directionality, security, sorting


     
  

Design Decisions





When arriving from a different country than the destination, passengers must answer a number of forms and questionnaires. These include a customs declaration and an arrivals card, and may be accompanied by interviews with immigration officials.

A customs declaration form lists the goods that are being imported from abroad, such as alcoholic drinks, tobacco, animals, food, plants, seeds, soils, and meats. 

An arrival card is a document used by immigration authorities of many countries to obtain information not provided by the passport, such as health, criminal record, purpose of the visit, etc.

These are submitted to officials at the port of entry, and sometimes accompanied by interviews or secondary screening. This secondary screening can involve questioning and searches by customs and border protection officials for an undetermined amount of time, in a secured interrogation room within the airport.

These written and verbal questionnaires can be understood as “tickets” that allow a traveller to advance to the next stage of a predetermined linear progression.

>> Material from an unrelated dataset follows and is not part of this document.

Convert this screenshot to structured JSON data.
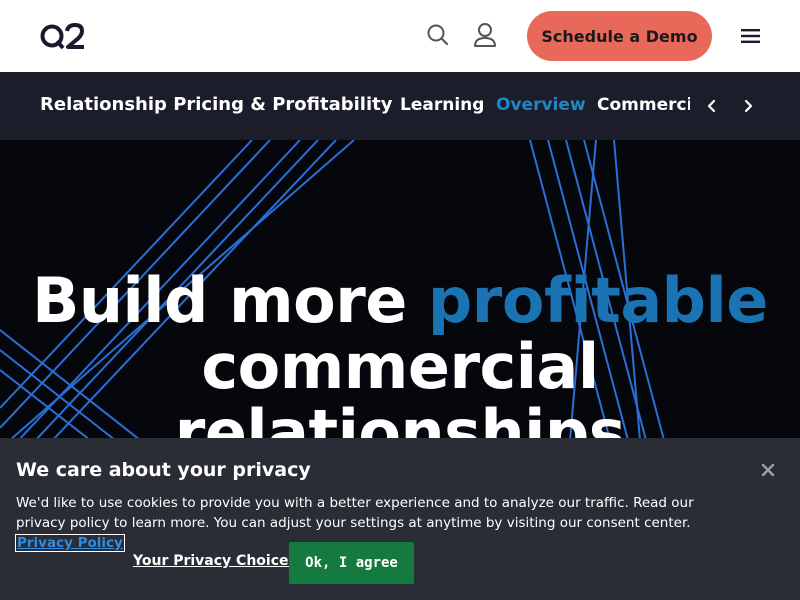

The process of going through the Customs and Border Protection inspection requires the traveller to literally walk over from one jurisdiction to another. In this way, borders are delineated, made manifest, and experienced quite spatially, where small pieces of land on which one is standing is designated as specific legal jurisdiction or another.




Effects on Passengers





Checkpoints with forms, questionnaires, and interviews contribute to the amount of time waiting in lines at the airport, creating boredom and frustration for many passengers. More significantly, however, this checkpoint can be a significant source of anxiety and distress for people of certain demographics who are more likely to be selected for in-depth interviews or secondary screening. These can be people from minority groups, religious affiliations, or professions such as journalism, activism, or politics [1, 2].

Rights that are guaranteed by law can be suspended at airports because of the ambiguity of legal jurisdiction at borders. In the United States, the Supreme Court has yet to rule on the legal productions provided to American citizens reentering the country from abroad. Because of this ambiguity, the Customs and Border Patrol (CBP) has decided that it may conduct any search of any person, belongings, or electronic devices without a stated reason, and that it may withhold one’s right to call an attorney. Warrantless searches of electronic devices have an additional consequence, which is that CBP can document any potential evidence in one’s devices, such as email, social media feeds, photographs, and messages, and share what it finds with any other federal agency [3].











Customs and Border Protection (CBP) Air Traveler Inspection Process:

The process of going through the Customs an Border Protection inspection requires the traveller to literally walk over from one jurisdiction to another. In this way, borders are made manifest and experienced quite spatially, where small pieces of land on which one is standing is designated as having a different legal jurisdiction from another.

  1. Adey, Peter. 2003. “Secured and Sorted Mobilities: Examples from the Airport.” Surveillance & Society 1 (4).
  2. Viscusi, W. K, and Richard J. Zeckhauser. 2003. “Sacrificing Civil Liberties to Reduce Terrorism Risks.” Journal of Risk and Uncertainty 26 (2/3): 99–120.
  3. The Intercept. “I'm a Journalist but I Didn't Fully Realize the Terrible Power of U.S. Border Officials Until They Violated My Rights and Privacy.” The Intercept, June 22, 2019.